**Exercise:**
Copy each line that contains the string "Sample", taking them from the material.

**Information provided:**
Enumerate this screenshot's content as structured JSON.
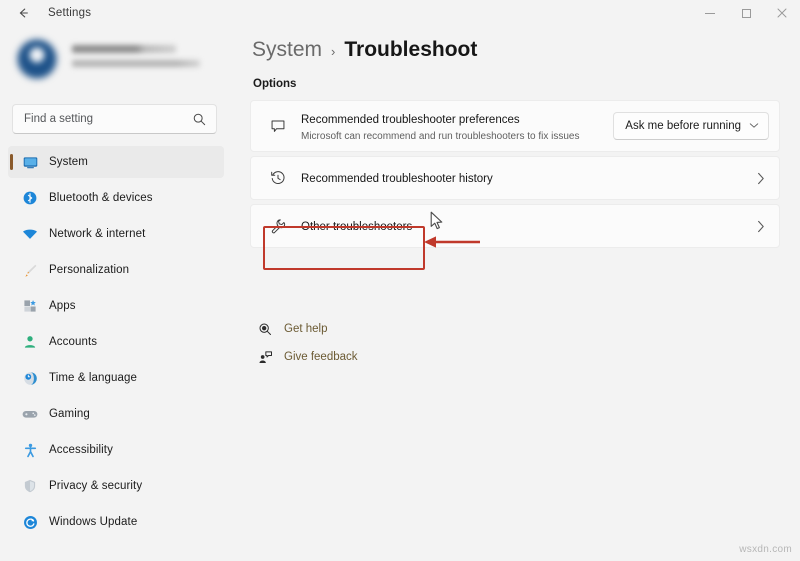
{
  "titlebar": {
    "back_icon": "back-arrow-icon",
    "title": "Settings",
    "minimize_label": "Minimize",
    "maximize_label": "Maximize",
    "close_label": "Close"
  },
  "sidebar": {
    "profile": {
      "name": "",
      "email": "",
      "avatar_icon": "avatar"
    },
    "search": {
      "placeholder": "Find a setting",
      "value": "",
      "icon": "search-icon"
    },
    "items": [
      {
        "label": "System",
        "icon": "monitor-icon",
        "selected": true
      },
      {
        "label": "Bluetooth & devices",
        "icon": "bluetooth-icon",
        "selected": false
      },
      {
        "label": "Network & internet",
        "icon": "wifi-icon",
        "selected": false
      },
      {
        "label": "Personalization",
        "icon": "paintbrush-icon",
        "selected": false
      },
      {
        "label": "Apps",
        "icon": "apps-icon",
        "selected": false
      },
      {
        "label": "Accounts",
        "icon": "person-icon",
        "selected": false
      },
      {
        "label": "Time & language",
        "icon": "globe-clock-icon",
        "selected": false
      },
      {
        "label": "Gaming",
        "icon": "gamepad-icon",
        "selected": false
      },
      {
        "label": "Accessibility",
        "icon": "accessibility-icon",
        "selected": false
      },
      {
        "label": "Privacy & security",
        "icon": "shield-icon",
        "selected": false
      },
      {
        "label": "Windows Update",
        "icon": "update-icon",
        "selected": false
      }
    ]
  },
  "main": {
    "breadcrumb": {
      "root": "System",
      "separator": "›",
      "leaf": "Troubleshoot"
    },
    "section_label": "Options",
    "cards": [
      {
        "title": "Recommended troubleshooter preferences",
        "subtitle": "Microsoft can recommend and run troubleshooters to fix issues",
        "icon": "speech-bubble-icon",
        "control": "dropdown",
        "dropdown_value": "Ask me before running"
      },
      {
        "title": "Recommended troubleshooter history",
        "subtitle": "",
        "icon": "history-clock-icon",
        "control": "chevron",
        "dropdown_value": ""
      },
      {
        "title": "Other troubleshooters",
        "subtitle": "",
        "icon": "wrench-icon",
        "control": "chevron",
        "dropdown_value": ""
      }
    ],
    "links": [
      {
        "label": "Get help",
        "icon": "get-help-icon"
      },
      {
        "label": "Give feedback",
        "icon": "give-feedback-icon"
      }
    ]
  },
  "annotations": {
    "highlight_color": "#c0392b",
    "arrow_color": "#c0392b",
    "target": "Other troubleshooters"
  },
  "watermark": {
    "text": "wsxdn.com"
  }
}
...
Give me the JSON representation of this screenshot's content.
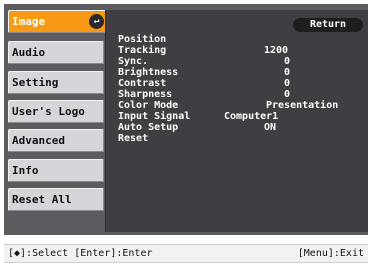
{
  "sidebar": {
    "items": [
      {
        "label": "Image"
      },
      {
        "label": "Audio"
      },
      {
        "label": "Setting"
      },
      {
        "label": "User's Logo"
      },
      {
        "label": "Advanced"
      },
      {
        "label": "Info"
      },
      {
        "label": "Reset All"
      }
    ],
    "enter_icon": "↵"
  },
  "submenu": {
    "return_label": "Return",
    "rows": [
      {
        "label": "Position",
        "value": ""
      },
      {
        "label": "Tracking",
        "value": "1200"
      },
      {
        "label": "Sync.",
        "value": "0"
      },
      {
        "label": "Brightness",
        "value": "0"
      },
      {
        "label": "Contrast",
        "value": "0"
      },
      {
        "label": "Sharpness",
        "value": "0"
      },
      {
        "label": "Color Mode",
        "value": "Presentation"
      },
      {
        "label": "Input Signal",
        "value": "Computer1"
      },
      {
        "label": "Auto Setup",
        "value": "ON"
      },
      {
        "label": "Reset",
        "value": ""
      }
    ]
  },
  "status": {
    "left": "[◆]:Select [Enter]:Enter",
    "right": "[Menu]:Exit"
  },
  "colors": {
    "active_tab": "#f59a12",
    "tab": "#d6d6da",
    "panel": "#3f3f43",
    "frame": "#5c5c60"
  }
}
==
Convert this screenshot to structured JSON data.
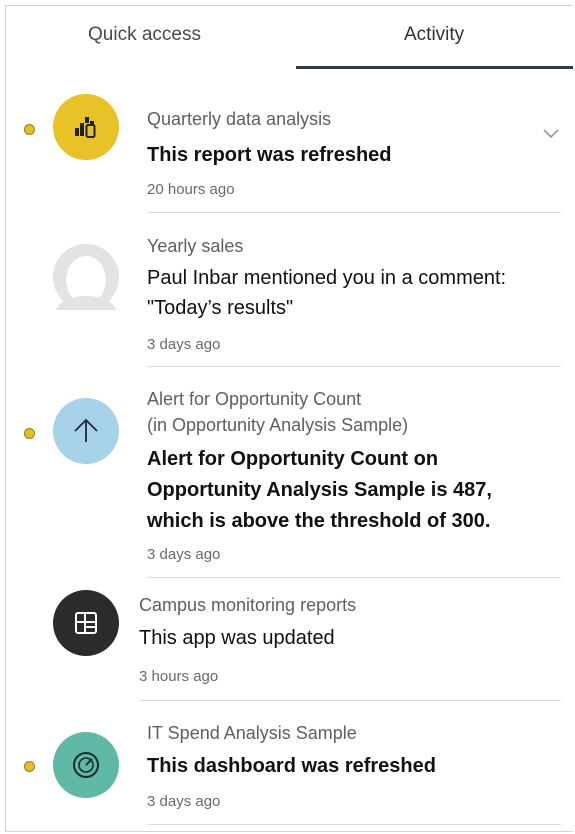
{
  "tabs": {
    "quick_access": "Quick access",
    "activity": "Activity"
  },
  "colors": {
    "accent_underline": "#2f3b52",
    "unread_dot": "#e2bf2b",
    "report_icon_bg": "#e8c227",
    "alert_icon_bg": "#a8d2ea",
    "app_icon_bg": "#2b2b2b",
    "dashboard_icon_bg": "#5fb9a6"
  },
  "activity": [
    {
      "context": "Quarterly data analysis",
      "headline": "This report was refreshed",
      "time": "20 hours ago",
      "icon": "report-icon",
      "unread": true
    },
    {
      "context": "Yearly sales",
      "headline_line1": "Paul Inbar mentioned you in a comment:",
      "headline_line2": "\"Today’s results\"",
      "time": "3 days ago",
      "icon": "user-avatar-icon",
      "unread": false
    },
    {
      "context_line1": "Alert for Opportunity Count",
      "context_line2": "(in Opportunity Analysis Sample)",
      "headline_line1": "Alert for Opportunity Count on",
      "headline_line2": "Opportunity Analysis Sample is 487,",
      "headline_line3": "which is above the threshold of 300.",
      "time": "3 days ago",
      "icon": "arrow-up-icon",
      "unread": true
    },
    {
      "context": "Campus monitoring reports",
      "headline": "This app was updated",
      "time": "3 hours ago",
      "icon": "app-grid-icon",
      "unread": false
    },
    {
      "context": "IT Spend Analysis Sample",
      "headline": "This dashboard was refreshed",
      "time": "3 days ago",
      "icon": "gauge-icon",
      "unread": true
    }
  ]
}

**Result for this task:**
      "context_line2": "(in Opportunity Analysis Sample)",
      "headline_line2": "Opportunity Analysis Sample is 487,",
      "context": "IT Spend Analysis Sample",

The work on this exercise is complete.